Look through the data for the string "Office". Copy every line where it is found.

Start of Block

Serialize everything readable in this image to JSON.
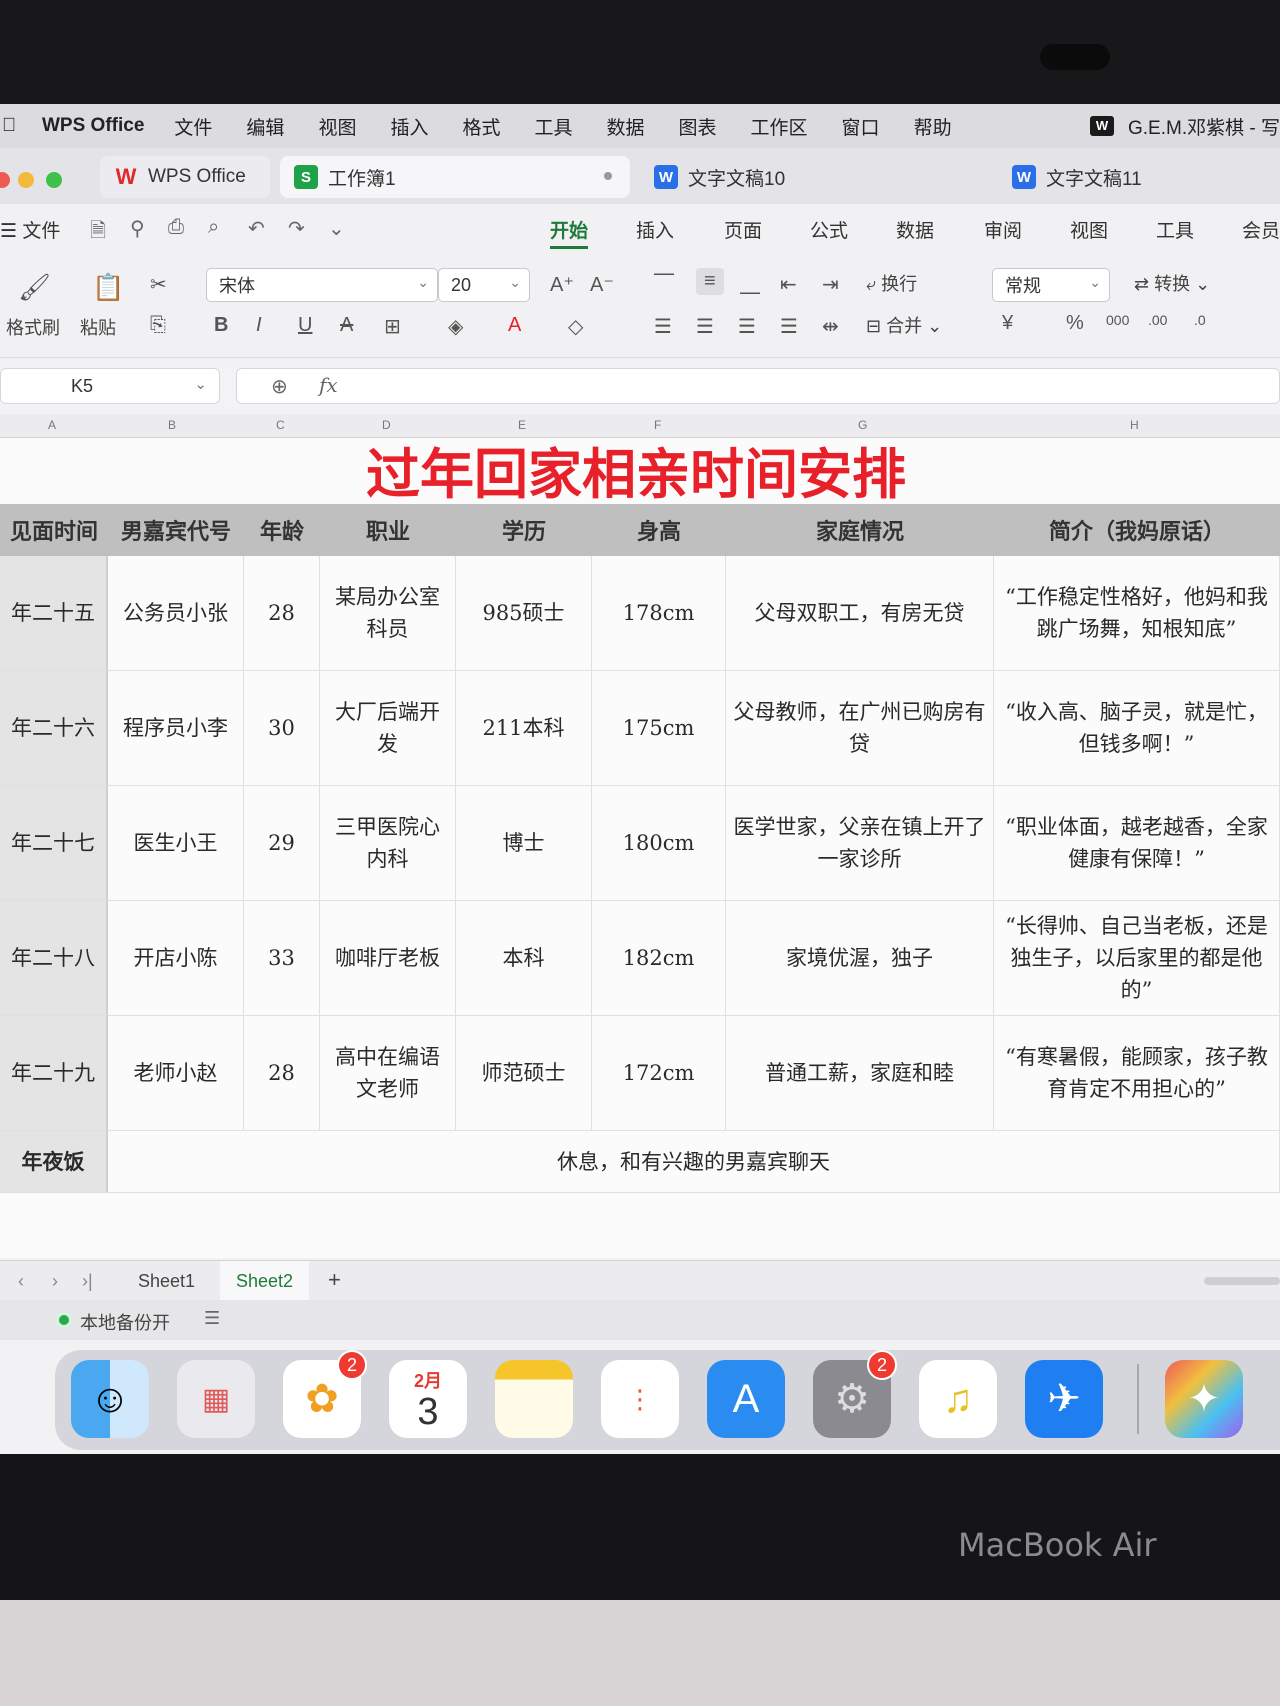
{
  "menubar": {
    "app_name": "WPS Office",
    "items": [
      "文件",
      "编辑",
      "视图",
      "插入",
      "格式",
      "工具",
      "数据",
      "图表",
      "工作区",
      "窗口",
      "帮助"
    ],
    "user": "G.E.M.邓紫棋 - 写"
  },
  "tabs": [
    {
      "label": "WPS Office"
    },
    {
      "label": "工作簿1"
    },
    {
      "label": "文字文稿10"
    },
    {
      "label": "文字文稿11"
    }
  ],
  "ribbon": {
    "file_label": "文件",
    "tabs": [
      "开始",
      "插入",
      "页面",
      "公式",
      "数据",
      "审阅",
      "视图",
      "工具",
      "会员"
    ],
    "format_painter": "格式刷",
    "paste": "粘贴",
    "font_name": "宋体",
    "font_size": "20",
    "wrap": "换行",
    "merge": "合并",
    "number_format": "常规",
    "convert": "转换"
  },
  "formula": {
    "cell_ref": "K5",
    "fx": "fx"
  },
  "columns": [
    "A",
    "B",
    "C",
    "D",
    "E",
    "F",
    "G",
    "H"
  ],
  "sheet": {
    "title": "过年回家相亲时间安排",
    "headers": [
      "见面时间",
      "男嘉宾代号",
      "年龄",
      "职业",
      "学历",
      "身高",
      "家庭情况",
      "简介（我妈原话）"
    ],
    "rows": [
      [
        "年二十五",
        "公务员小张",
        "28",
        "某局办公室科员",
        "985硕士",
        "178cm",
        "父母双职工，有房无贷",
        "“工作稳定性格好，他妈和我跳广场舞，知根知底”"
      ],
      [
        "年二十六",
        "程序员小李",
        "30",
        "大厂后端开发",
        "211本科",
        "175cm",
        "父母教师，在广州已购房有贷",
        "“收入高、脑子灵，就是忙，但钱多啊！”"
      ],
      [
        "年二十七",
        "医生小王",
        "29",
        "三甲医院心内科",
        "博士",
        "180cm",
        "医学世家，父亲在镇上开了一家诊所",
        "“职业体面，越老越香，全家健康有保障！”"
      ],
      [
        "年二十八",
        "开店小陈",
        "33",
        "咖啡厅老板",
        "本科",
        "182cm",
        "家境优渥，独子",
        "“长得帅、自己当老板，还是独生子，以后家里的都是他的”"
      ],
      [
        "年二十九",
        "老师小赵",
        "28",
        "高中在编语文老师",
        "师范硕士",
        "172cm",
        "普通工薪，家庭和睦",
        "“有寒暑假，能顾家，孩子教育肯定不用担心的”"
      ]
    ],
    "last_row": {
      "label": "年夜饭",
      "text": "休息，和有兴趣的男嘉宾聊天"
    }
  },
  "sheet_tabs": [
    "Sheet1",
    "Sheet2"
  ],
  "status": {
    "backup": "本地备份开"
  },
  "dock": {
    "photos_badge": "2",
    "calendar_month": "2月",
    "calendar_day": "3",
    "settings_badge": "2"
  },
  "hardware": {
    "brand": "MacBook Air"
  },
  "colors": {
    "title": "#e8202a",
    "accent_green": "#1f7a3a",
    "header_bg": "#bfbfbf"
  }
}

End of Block

RESULT —
    "app_name": "WPS Office",
      "label": "WPS Office"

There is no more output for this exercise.